Don't Back Off On Workfare
Just when Washington finally gets around to proposing a serious welfare-to-work plan, no one likes it anymore. The Clinton Administration's plan to move people from welfare to work is taking heat from all sides.
The left has traditionally opposed workfare, with welfare advocates and municipal unions condemning the concept as both unfair and threatening to existing jobs. The big surprise is on the right, with conservatives who once believed that work was essential to ending welfare now arguing that illegitimacy is the real problem.
Originally, workfare was based on the belief that welfare cut off mothers and their children from the world of work. Work would raise people from poverty, provide adult models of responsibility for children, and cut down on illegitimacy. All this would curb crime.

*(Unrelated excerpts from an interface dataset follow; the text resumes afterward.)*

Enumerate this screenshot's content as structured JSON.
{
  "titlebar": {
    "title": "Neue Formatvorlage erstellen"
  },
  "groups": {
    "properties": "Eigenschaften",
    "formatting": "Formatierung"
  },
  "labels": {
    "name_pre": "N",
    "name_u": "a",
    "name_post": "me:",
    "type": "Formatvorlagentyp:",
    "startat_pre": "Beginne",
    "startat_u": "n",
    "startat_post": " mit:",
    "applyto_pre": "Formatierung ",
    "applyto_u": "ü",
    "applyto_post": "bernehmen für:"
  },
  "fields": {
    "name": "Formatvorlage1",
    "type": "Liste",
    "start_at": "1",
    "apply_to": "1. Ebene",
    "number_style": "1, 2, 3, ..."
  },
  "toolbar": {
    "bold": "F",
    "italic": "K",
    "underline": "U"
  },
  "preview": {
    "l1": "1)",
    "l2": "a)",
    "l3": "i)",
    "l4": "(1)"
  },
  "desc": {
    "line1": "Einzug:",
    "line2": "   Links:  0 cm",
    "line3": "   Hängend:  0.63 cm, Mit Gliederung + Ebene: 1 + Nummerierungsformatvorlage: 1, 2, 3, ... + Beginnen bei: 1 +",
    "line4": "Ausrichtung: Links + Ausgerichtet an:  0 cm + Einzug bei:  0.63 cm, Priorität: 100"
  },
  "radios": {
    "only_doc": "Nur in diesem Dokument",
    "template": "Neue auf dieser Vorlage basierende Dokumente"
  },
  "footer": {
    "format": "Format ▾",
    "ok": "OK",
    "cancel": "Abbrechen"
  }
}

The fear, however, is that a huge community service program will be necessary to find jobs for millions of people. The typical welfare recipient is a 22-year-old mother who barely reads at the sixth-grade level. She needs a government-subsidized job, opponents argue.
Maybe not. The goal of workfare is to provide a transition to private-sector jobs. Despite numerous small-scale experiments, no one really knows the best way to do this. We do know that immigrants, many with poor education and little English, find hundreds of thousands of jobs in America every year.
What's needed now is for Washington to provide modest funding for state programs that require public service in exchange for welfare, use public service as a bridge to private jobs, or move people off welfare directly into the real economy. The goal is to get people on welfare--and their children--into the world of work as quickly as possible. With training and child care, the most able and ambitious will be able to move out and up. Others may require community jobs. But all would be required to do real work and get paid for it.
It now costs Washington $60 billion a year to provide welfare payments, food stamps, and medical care to poor mothers and their children. A fraction of that would get the workfare ball rolling. In a $1.5 trillion budget, tight as it is, this money must be found.